Was Yappah always intended as a DTC play, or did the idea to incorporate DTC into your plans develop as you went along?
Madigan: The product seemed to be a good fit for DTC. We’d been talking as a company about the go-to-market successes of brands as they launch in DTC first and then scale up – RXBars being a good example. We saw it as a way to build brand traction as we prepared to launch in stores, and hopefully it leads to a higher chance of success.
You said the primary reason for the retail pilots prior to the DTC phase was to test merchandising/display strategies. Was that because this is a new product category for Tyson?
Madigan: Yes. It is a new category for Tyson – new in most retail stores – and a premium product. So, we’re wanting to learn about shelving location, velocity expectations and in-store communication tools.
For what did you use Indiegogo?
Madigan: We used Indiegogo as a way to test fast versus a traditional market test. We also wanted to test the concept by having people actually purchase the product versus checking a box indicating levels of interest to buy. We wanted to get product feedback and intent to repeat. We’ve been blown away by the interest, positive feedback and desire to buy more.
What about your decision to go with an outside fulfillment partner (CPGio)?

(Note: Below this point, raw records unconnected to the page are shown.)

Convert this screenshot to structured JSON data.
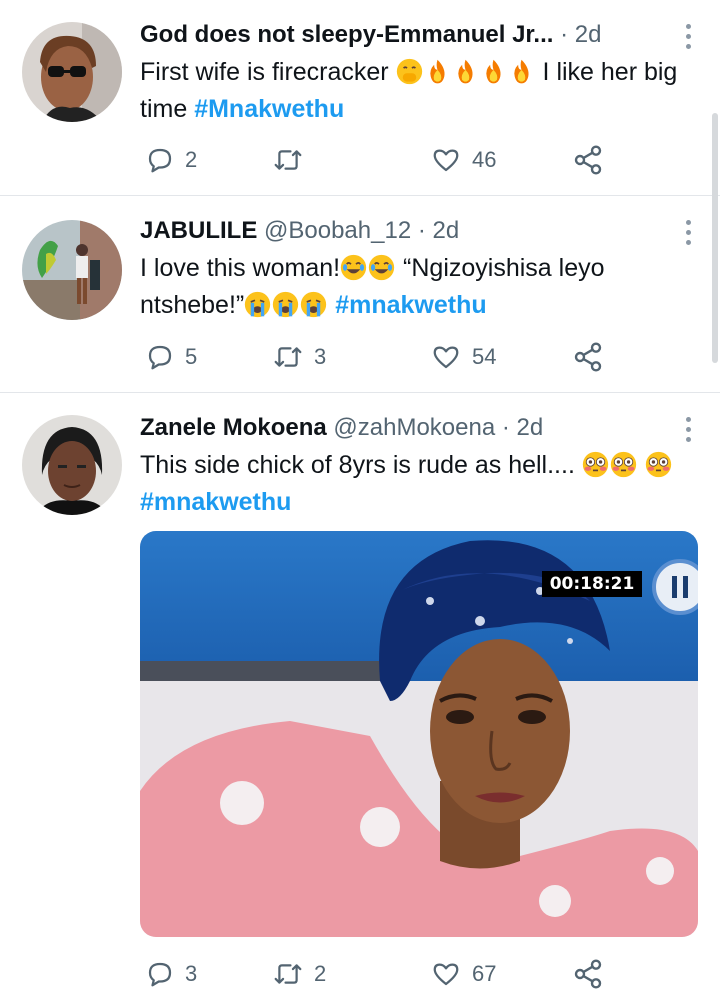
{
  "tweets": [
    {
      "name": "God does not sleepy-Emmanuel Jr...",
      "handle": "",
      "dot": "·",
      "time": "2d",
      "text_before": "First wife is firecracker",
      "emoji_before": [
        "hand-over-mouth-emoji",
        "fire-emoji",
        "fire-emoji",
        "fire-emoji",
        "fire-emoji"
      ],
      "text_middle": "I like her big time",
      "hashtag": "#Mnakwethu",
      "replies": "2",
      "retweets": "",
      "likes": "46"
    },
    {
      "name": "JABULILE",
      "handle": "@Boobah_12",
      "dot": "·",
      "time": "2d",
      "text_before": "I love this woman!",
      "emoji_a": [
        "joy-emoji",
        "joy-emoji"
      ],
      "text_middle": "“Ngizoyishisa leyo ntshebe!”",
      "emoji_b": [
        "crying-emoji",
        "crying-emoji",
        "crying-emoji"
      ],
      "hashtag": "#mnakwethu",
      "replies": "5",
      "retweets": "3",
      "likes": "54"
    },
    {
      "name": "Zanele Mokoena",
      "handle": "@zahMokoena",
      "dot": "·",
      "time": "2d",
      "text_before": "This side chick of 8yrs is rude as hell....",
      "emoji_a": [
        "flushed-emoji",
        "flushed-emoji",
        "flushed-emoji"
      ],
      "hashtag": "#mnakwethu",
      "media_timer": "00:18:21",
      "replies": "3",
      "retweets": "2",
      "likes": "67"
    }
  ],
  "colors": {
    "text": "#0f1419",
    "secondary": "#536471",
    "hashtag": "#1d9bf0",
    "divider": "#e3e6ea"
  }
}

Madigan: The classic line is, we do trucks and cases, not “eaches.” Our plants and facilities are entirely built around pallets. With e-commerce, there are so many efficiencies that we needed to either invest in a facility or retrofit a facility, or else find a partner that can deliver it for us. As our very first foray, being able to partner with someone made a lot of sense for us. CPGio is a 3PL [third-party logistics] company based in Chicago. They offer front-end and back-end capabilities for manufacturers wanting to DTC or sell on marketplaces like Amazon. I used them when I was at SC Johnson, and they currently sell our Aidells Sausage brand DTC.
Who else was involved with you for the Yappah launch?
Madigan: The Innovation Team led this initiative. They moved with agility and speed to create the concept and partnerships outside of the traditional stage-gate process we use for our core portfolio. The Tyson Innovation Lab led the process of creation, marketing testing and launch. Rizal Hamdallah built and leads that team. Santi Proano is the business lead. I advised and facilitated. They built and led.
How will you ultimately determine whether Yappah has been a success?
Madigan: It was really important to set the right benchmarks. Generating awareness is key, but the DTC aspect [on Yappah.com] allows us to test different messages to see what resonates with different types of consumers, and be more focused and targeted with our marketing. As for sales, it’s a modest scale. Based on the Indiegogo experience, we think we’ll have no issues selling through those quantities – that’s one benchmark. We’re building different investment scenarios based on those scales. Most important, we’re excited about this new capability and creating a new way of thinking as a company.